::: Dataset excerpts :::

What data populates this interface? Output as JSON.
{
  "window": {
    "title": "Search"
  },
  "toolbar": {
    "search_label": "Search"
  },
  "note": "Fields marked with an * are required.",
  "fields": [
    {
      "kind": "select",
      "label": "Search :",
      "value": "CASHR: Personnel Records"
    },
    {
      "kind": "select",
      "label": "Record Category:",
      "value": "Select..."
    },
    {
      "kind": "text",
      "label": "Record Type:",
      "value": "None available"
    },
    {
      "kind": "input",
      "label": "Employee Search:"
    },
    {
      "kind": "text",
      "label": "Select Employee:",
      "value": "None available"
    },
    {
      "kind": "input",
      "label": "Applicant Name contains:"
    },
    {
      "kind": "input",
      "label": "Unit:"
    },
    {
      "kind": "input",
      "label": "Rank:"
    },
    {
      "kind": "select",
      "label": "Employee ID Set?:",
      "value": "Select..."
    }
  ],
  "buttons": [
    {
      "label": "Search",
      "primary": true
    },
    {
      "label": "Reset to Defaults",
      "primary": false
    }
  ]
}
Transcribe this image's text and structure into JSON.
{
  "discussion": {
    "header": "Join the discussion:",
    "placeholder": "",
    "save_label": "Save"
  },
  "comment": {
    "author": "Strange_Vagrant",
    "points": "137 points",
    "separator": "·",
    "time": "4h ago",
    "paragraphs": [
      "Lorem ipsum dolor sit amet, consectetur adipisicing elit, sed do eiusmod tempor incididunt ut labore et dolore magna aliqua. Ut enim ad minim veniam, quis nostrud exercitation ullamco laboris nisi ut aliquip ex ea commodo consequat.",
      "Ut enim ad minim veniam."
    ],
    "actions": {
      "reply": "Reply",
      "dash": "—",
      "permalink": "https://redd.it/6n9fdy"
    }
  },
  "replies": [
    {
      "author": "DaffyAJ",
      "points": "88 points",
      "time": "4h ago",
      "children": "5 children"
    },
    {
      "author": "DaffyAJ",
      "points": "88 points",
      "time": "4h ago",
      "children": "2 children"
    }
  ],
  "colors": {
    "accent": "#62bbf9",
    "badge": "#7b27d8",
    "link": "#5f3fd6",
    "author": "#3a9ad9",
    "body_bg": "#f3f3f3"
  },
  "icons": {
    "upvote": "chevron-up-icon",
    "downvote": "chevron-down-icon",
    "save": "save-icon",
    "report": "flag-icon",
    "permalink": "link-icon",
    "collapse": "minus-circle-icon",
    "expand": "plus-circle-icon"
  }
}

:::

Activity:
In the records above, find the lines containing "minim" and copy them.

Task solution:
      "Lorem ipsum dolor sit amet, consectetur adipisicing elit, sed do eiusmod tempor incididunt ut labore et dolore magna aliqua. Ut enim ad minim veniam, quis nostrud exercitation ullamco laboris nisi ut aliquip ex ea commodo consequat.",
      "Ut enim ad minim veniam."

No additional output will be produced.